BBC Inverness debate on the Lord's Day
22 April 2011
The BBC has chosen to use the Lord’s Day for its political debates in the run up to the Scottish Parliamentary Election.
The BBC invitation to join the 1000-strong audience at the Scottish Leaders debate and at the Inverness debate is rather selective. There will be many Christians who will not attend these meeting who would have liked to take up the invitations.
This is another nudge in the direction of political processes and voting on the Lord’s Day, which already takes place on Continental Europe.

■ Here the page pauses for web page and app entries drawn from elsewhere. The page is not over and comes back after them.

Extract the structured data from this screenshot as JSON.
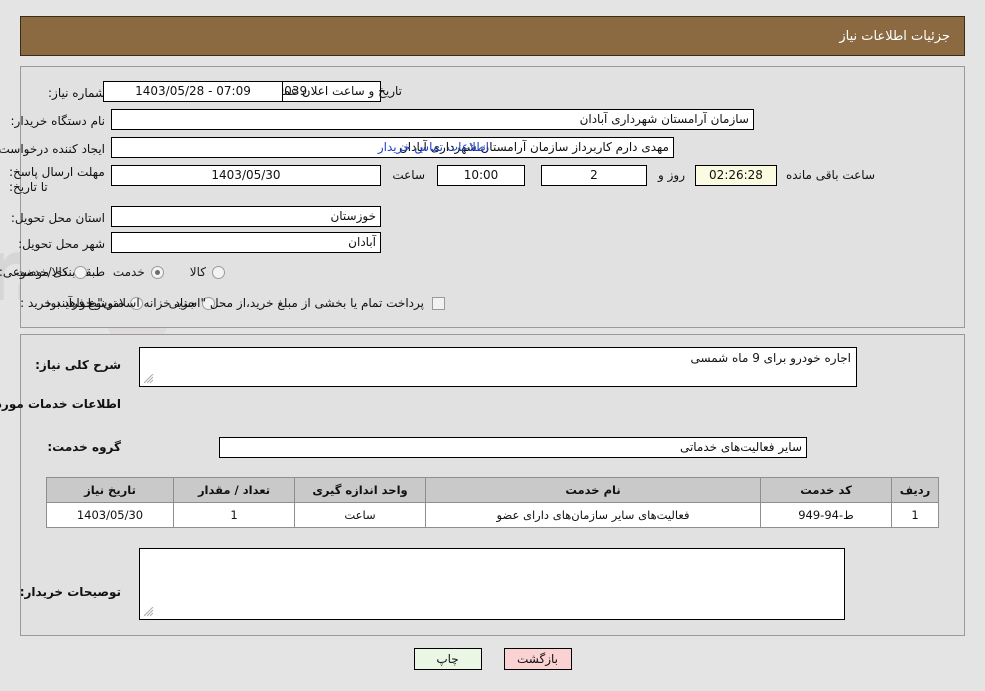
{
  "header": {
    "title": "جزئیات اطلاعات نیاز"
  },
  "colors": {
    "header_bar": "#8b6a41",
    "panel_bg": "#e1e1e1",
    "page_bg": "#e4e4e4",
    "link": "#1f42c8",
    "timer_field": "#fbfbe2",
    "back_button": "#fbd2d2",
    "print_button": "#e9f7e4",
    "table_header": "#c9c9c9"
  },
  "form": {
    "need_number": {
      "label": "شماره نیاز:",
      "value": "1103095019000039"
    },
    "buyer_org": {
      "label": "نام دستگاه خریدار:",
      "value": "سازمان آرامستان شهرداری آبادان"
    },
    "requester": {
      "label": "ایجاد کننده درخواست:",
      "value": "مهدی دارم کاربرداز سازمان آرامستان شهرداری آبادان"
    },
    "deadline": {
      "label": "مهلت ارسال پاسخ: تا تاریخ:",
      "date": "1403/05/30",
      "time_label": "ساعت",
      "time": "10:00",
      "days": "2",
      "days_label": "روز و",
      "countdown": "02:26:28",
      "countdown_label": "ساعت باقی مانده"
    },
    "announce": {
      "label": "تاریخ و ساعت اعلان عمومی:",
      "value": "07:09 - 1403/05/28"
    },
    "contact_link": "اطلاعات تماس خریدار",
    "province": {
      "label": "استان محل تحویل:",
      "value": "خوزستان"
    },
    "city": {
      "label": "شهر محل تحویل:",
      "value": "آبادان"
    },
    "category": {
      "label": "طبقه بندی موضوعی:",
      "options": [
        "کالا",
        "خدمت",
        "کالا/خدمت"
      ],
      "selected": "خدمت"
    },
    "process": {
      "label": "نوع فرآیند خرید :",
      "options": [
        "جزیی",
        "متوسط"
      ],
      "selected": "",
      "checkbox_label": "پرداخت تمام یا بخشی از مبلغ خرید،از محل \"اسناد خزانه اسلامی\" خواهد بود.",
      "checkbox_checked": false
    }
  },
  "need": {
    "summary_label": "شرح کلی نیاز:",
    "summary_value": "اجاره خودرو برای 9 ماه شمسی",
    "services_heading": "اطلاعات خدمات مورد نیاز",
    "service_group_label": "گروه خدمت:",
    "service_group_value": "سایر فعالیت‌های خدماتی"
  },
  "table": {
    "columns": [
      "ردیف",
      "کد خدمت",
      "نام خدمت",
      "واحد اندازه گیری",
      "تعداد / مقدار",
      "تاریخ نیاز"
    ],
    "rows": [
      {
        "row_no": "1",
        "service_code": "ط-94-949",
        "service_name": "فعالیت‌های سایر سازمان‌های دارای عضو",
        "unit": "ساعت",
        "quantity": "1",
        "need_date": "1403/05/30"
      }
    ]
  },
  "remarks": {
    "label": "توصیحات خریدار:",
    "value": ""
  },
  "buttons": {
    "back": "بازگشت",
    "print": "چاپ"
  },
  "watermark": {
    "text": "AriaTender.net"
  }
}
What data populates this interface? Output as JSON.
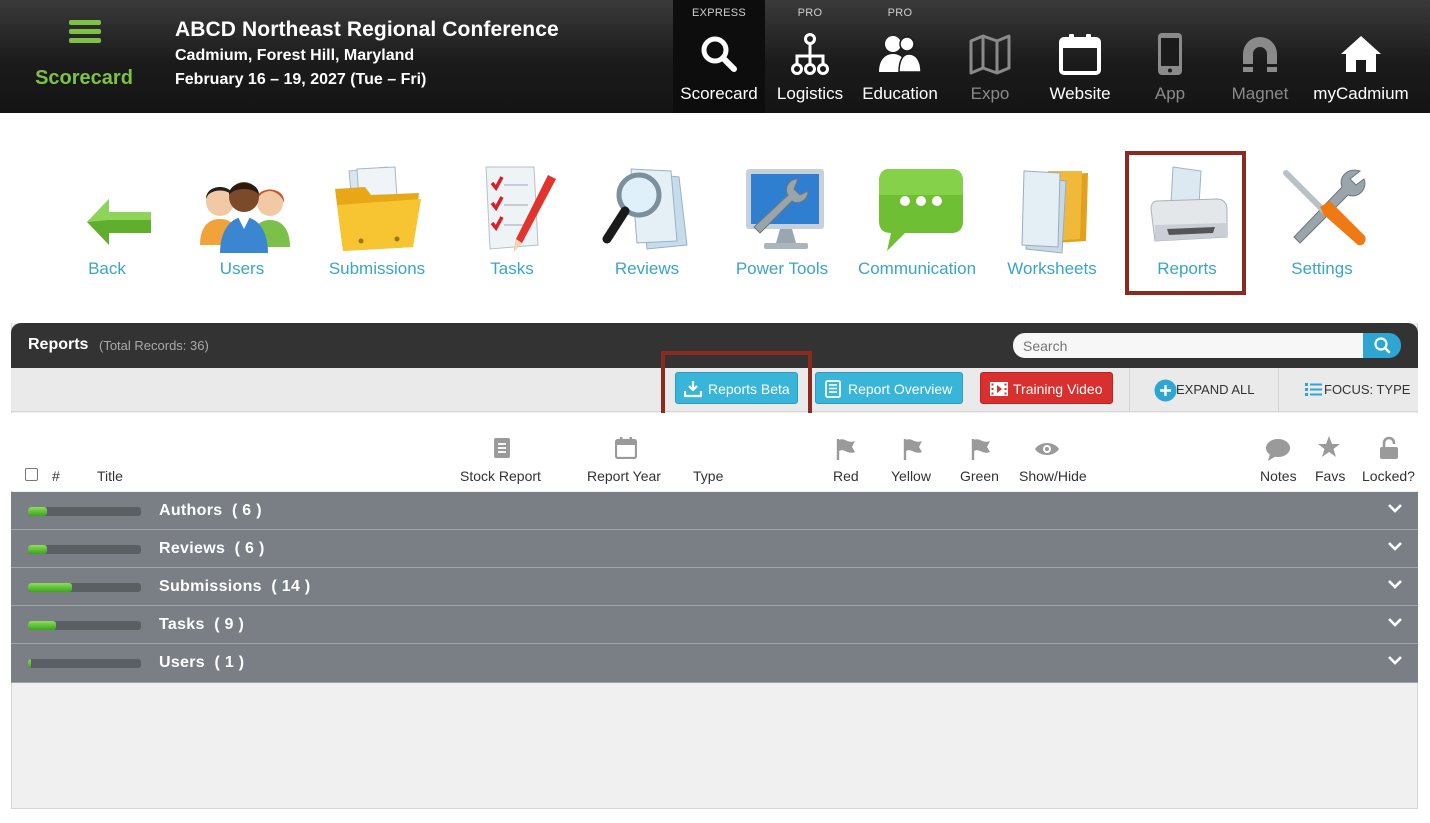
{
  "brand": {
    "label": "Scorecard",
    "menu_icon": "hamburger-icon"
  },
  "event": {
    "title": "ABCD Northeast Regional Conference",
    "location": "Cadmium, Forest Hill, Maryland",
    "dates": "February 16 – 19, 2027 (Tue – Fri)"
  },
  "topnav": [
    {
      "label": "Scorecard",
      "badge": "EXPRESS",
      "icon": "search-icon",
      "active": true
    },
    {
      "label": "Logistics",
      "badge": "PRO",
      "icon": "network-icon"
    },
    {
      "label": "Education",
      "badge": "PRO",
      "icon": "users-icon"
    },
    {
      "label": "Expo",
      "icon": "map-icon",
      "dim": true
    },
    {
      "label": "Website",
      "icon": "calendar-icon"
    },
    {
      "label": "App",
      "icon": "phone-icon",
      "dim": true
    },
    {
      "label": "Magnet",
      "icon": "magnet-icon",
      "dim": true
    },
    {
      "label": "myCadmium",
      "icon": "home-icon"
    }
  ],
  "modules": [
    {
      "label": "Back",
      "icon": "back-arrow-icon"
    },
    {
      "label": "Users",
      "icon": "people-icon"
    },
    {
      "label": "Submissions",
      "icon": "folder-icon"
    },
    {
      "label": "Tasks",
      "icon": "checklist-icon"
    },
    {
      "label": "Reviews",
      "icon": "magnifier-docs-icon"
    },
    {
      "label": "Power Tools",
      "icon": "monitor-wrench-icon"
    },
    {
      "label": "Communication",
      "icon": "chat-bubble-icon"
    },
    {
      "label": "Worksheets",
      "icon": "documents-icon"
    },
    {
      "label": "Reports",
      "icon": "printer-icon",
      "selected": true
    },
    {
      "label": "Settings",
      "icon": "tools-icon"
    }
  ],
  "panel": {
    "title": "Reports",
    "count": "(Total Records: 36)",
    "search_placeholder": "Search"
  },
  "toolbar": {
    "reports_beta": "Reports Beta",
    "report_overview": "Report Overview",
    "training_video": "Training Video",
    "expand_all": "EXPAND ALL",
    "focus_type": "FOCUS: TYPE"
  },
  "columns": {
    "num": "#",
    "title": "Title",
    "stock_report": "Stock Report",
    "report_year": "Report Year",
    "type": "Type",
    "red": "Red",
    "yellow": "Yellow",
    "green": "Green",
    "show_hide": "Show/Hide",
    "notes": "Notes",
    "favs": "Favs",
    "locked": "Locked?"
  },
  "groups": [
    {
      "name": "Authors",
      "count": "( 6 )",
      "progress": 0.17
    },
    {
      "name": "Reviews",
      "count": "( 6 )",
      "progress": 0.17
    },
    {
      "name": "Submissions",
      "count": "( 14 )",
      "progress": 0.39
    },
    {
      "name": "Tasks",
      "count": "( 9 )",
      "progress": 0.25
    },
    {
      "name": "Users",
      "count": "( 1 )",
      "progress": 0.03
    }
  ],
  "colors": {
    "accent": "#3ba4c9",
    "brand_green": "#7dc242",
    "highlight": "#8b2a1e",
    "training_red": "#d8302f"
  }
}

It is passing strange that when there is a Leaders Debate further south, that the BBC did not use the opportunity to invite to the Inverness debate the Leader of the Scottish Christian Party who is contesting the Inverness and Nairn Constituency. Lest one thinks that this invitation was not tendered because it is the Lord’s Day, this is not so. These debates have been confined to the four main parties. Some years ago the SNP complained that they were not getting a fair amount of media coverage - and soon after this, the public gave them the opportunity to form the next adminstration in Scotland. It seems that the media got their emphasis wrong and could not read the public mood. The Sun opposed the SNP in 2007, but they have changed their tune in 2011.
The media and politicians need each other, and feed off each other. So if the media starve legitimate parties of the oxygen of publicity, then each suffers. Just as bankers had no discernment to know to whom to lend money, it looks as if the BBC has no discernment to give local discretion to their staff to deviate from their one-rule-fits-all policy. In the 2007 election the media backed the CPA and the Senior Citizens Unity Party over the SCP. The media’s lack of judgment was shown by the result - the SCP left both of these competitors behind.
Media policy is discriminatory against smaller parties
A similar thing happened in the General Election in May 2010. The BBC’s policy for its hustings in Inverness was to have only the four main parties. When the Scottish Christian Party asked for a ticket to be in the audience, this was denied to them on the principle that political activists could not be in the audience. So the Scottish Christian Party could be neither on the platform nor in the audience. Any member of the public could be present to quiz the main parties except members of smaller political parties. It is possible that this could be challenged as a denial of one’s human rights to attend a meeting to quiz political candidates. So much for the political process.
So the Scottish Christian Party turned to local radio to see if its voice could be heard here. There was no success here either. Moray Firth Radio responded that if it gave an interview to the SCP candidate, it would have to do so to all the candidates, and it claimed not to have the resources to do so. So Moray Firth Radio did not have the resources to invite nine candidates into its studio for a short interview.
This shows the difficulty of small parties challenging incumbent politicians and the main parites.
The media and some of the public wish to deny the oxygen of publicity to some minor parties, and this was highlighted by the debate around the appearance of Nick Griffin, the Leader of the BNP, on BBC’s Question Time. Some people have expressed the view that the AV voting system is to prevent minor parties such as the BNP from gaining electoral success.
This voluntary censorship and manipulation points to uncertainty and insecurity among the political and media establishment. Such a broad-brush policy denies local discretion, and suggests lack of confidence in the discernment of local editorial staff.